Herself is the story of an Irish mother running away from an abusive ex-spouse and wage poverty and it will have you cheering for a bright, hardened woman who only wants what we all want, a little bit love and peace.
Speaking to film star Clare Dunne, 33, I tell her that I can’t think of many recent Irish films where the female character tells her own story in her own way.
“It comes from life,” says Dunne. “It was based on a true story that happened to a dear friend of mine who is a single mother with three children and who was kind of forced into a situation where she had to find temporary accommodation.”
The difficult story of her friends stuck with her as she came to New York City to audition for roles. “And one day, as I was sitting in an apartment in New York City auditioning for a role and I guess I just wished my friend could get around this whole archaic welfare system. I felt like she was in a queue to start her life.
“She was an independent person, an extremely determined mind, accompanying her children to school, working on a few jobs, and yet she was made to feel that she was kind of a drain on society.”
The experience of her friends decided her to write Herself, in which she also plays. It was important that despite all the setbacks that Sandra (Dunne’s character in the film) encounters, she never felt victimized.
She, however, faces severe emotional and physical abuse from an increasingly toxic partner who has their sights set on sole custody of their children as well as revenge for a broken relationship (albeit that ‘s). is his fault).
The film is about the almost lost tradition of meitheal, the Irish word for a work team or cooperative work system where groups of neighbors help each other achieve a goal that uplifts the whole community. Another word for it could be socialism. It’s the springboard that changes Sandra’s life and makes the lives of others around her easier.
But she herself also poses a big question about what’s going on in Irish society right now.
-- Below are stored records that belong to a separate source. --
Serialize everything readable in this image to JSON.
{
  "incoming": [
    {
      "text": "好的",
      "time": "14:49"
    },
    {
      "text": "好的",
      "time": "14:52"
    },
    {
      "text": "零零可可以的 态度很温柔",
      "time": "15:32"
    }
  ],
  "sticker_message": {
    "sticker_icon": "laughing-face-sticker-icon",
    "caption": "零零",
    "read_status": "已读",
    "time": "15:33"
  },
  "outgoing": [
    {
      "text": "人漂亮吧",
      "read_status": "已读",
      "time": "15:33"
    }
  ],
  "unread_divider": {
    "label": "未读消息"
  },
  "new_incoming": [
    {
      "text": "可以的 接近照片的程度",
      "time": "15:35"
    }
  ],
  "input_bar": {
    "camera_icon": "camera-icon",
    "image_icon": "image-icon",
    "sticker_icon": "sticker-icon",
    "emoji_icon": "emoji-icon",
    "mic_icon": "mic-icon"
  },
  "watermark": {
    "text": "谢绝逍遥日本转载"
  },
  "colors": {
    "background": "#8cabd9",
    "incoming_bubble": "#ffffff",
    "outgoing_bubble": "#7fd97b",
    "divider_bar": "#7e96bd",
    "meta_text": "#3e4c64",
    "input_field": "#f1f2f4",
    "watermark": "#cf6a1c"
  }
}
What do we owe to ourselves and what do we owe others it asks of us? And it reminds us that we are not yet answering this question very well.
Scenes of long lines of potential tenants standing outside apartments in places like Rathmines remind us that the Irish property struggle is real and prices are stealing. When Sandra wants to take control of her life, it quickly becomes clear that this road leads nowhere. Instead, she decides to take matters into her own hands and build her own house, with some money from friends and family.
“You understood exactly what obsessed me when I was writing the film. They say that a country has to be about a hundred years old before it can start to find its voice or to become what it really is, just like becoming a person, to mature. And I find it interesting that in the last 20 years we have changed so much referendum after referendum. We grow and take our responsibilities.
With the idea of meitheal, I just wanted to remember who we were before we were colonized. Before, we were a little more community-based, there was more equality in the exchange of things because it was not as capitalized.
“I feel like I just wanted to remind us of basic things like the milk of human kindness,” says Dunne.
“A lot of people now have a very sad worldview and they say things like what’s happening to Sandra don’t happen anymore when they actually do in very small everyday interactions.”
“I’m saying if we approach it more broadly then we realize that it doesn’t have to be that way anymore, basically we don’t have to make it so difficult to get food, shelter, water and water. ‘education. “
It itself is available on Amazon Prime starting today, January 8.